This theme reappeared in a subsequent session that featured presentations about some of the major public policy surveys now going on around the world. In many of these countries it's hard to even think about have a high quality sampling frame from which to draw a representative sample. So researchers do what they can but mostly focus on consistency of execution. Good advice, I think.


“May the Weights Be With You”

The title of this post is courtesy of Alex Gage , one of our former partners and now a successful political consultant. I was reminded of it when I saw a piece by Howard Finemen on the Newsweek site in which he takes a shot at parsing the current polls of the presidential race. OK, so he's not exactly Bob Groves in his grasp of the methodological issues, but he does shed some light on the variety of ways in which a handful of experienced and respected polling organization practice the science of survey research. AAPOR does similar work in its attempt to unravel the disappointing performance of the polls in the 2008 New Hampshire primary.

One key issue that Fineman does not touch on is weighting. At an AAPOR Conference several years ago at which a number of well-known pollsters were invited in to talk about how they do what they do. I am a little fuzzy on the year, but the conference was in Norfolk, VA and the topic may have been the 1996 election. Many AAPORites have yet to recover from that evening and its revelation of the scandalous weighting procedures used in political polling. It was after this session that the name Zogby became toxic on the AAPOR listserv, and by the end of evening it was clear to all concerned that political polling is not science, but art.

 


Make of These What You Will

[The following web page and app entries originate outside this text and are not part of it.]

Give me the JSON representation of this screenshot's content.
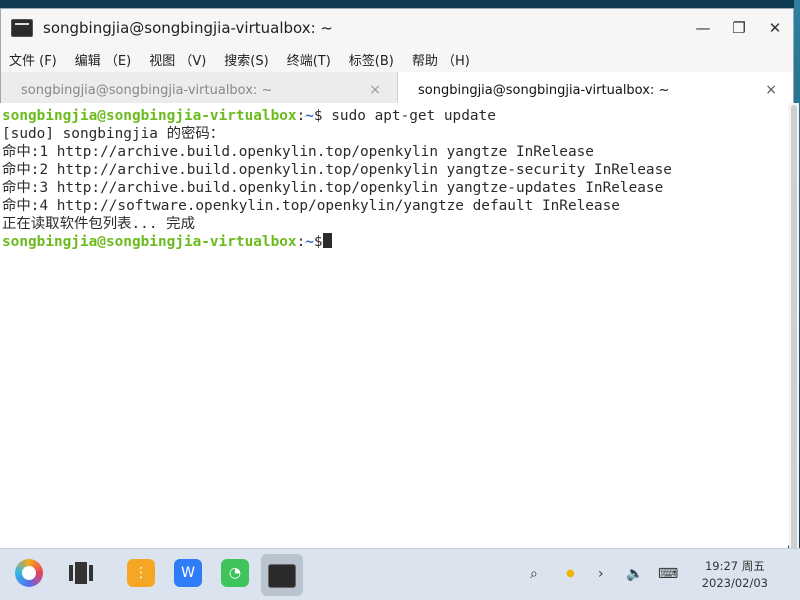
{
  "window": {
    "title": "songbingjia@songbingjia-virtualbox: ~",
    "controls": {
      "minimize": "—",
      "restore": "❐",
      "close": "✕"
    }
  },
  "menubar": {
    "items": [
      "文件 (F)",
      "编辑 （E)",
      "视图 （V)",
      "搜索(S)",
      "终端(T)",
      "标签(B)",
      "帮助 （H)"
    ]
  },
  "tabs": [
    {
      "label": "songbingjia@songbingjia-virtualbox: ~",
      "close": "×",
      "active": false
    },
    {
      "label": "songbingjia@songbingjia-virtualbox: ~",
      "close": "×",
      "active": true
    }
  ],
  "terminal": {
    "prompt": {
      "user_host": "songbingjia@songbingjia-virtualbox",
      "sep": ":",
      "path": "~",
      "symbol": "$"
    },
    "command": " sudo apt-get update",
    "output": [
      "[sudo] songbingjia 的密码：",
      "命中:1 http://archive.build.openkylin.top/openkylin yangtze InRelease",
      "命中:2 http://archive.build.openkylin.top/openkylin yangtze-security InRelease",
      "命中:3 http://archive.build.openkylin.top/openkylin yangtze-updates InRelease",
      "命中:4 http://software.openkylin.top/openkylin/yangtze default InRelease",
      "正在读取软件包列表... 完成"
    ],
    "colors": {
      "user_host": "#6cbb1e",
      "path": "#3b6bd0",
      "text": "#2b2b2b"
    }
  },
  "taskbar": {
    "apps": [
      "start-menu-icon",
      "multitask-view-icon",
      "file-manager-icon",
      "wps-icon",
      "wechat-icon",
      "terminal-icon"
    ],
    "tray": {
      "search": "⌕",
      "notify": "●",
      "expand": "›",
      "volume": "🔈",
      "keyboard": "⌨"
    },
    "clock": {
      "time": "19:27 周五",
      "date": "2023/02/03"
    }
  }
}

The June issue of Inside Research reports that an online poll by YouGov matched the final results of the May 2 London mayoralty elections exactly.   Not only was it right on, it was the only major poll to show Ken Livingston, the eventual loser at 47 percent, behind.  Everyone else had him winning.  I will spare you the specifics of YouGov founder Peter Kellner’s oozing comment on his willingness to help his competitors figure out where they went wrong.

The same issue had a short piece detailing just how long predictive markets have been around.  For the benefit of the uninitiated, this is an approach trumpeted by James Surowiecki in The Wisdom of Crowds arguing, among other things, that people are sometimes better at predicting the behavior of other large groups of people than they are their own.  In other words, results from a survey that asks people to predict the likely success of a new product may be more accurate than a survey of those same people that asks about the likelihood they will purchase the product.  In another variant, polls of casual experts who follow a certain topic can sometimes be uncannily accurate about future public behavior on that topic.  (Our own Theo Downes-LeGuin has been experimenting in this area with surprising or disturbing results, depending on your point of view.)  The specific item noted in Inside Research piece is a recent article in The Wall Street Journal (April 28) by Gordon Crovitz arguing that analysis of betting behaviors on election outcomes is a better predictor than political polls, and he apparently has some data to back that up.  (Unfortunately, WJS has yet to catch the wave and so you can only access their articles if you pony up for a subscription.)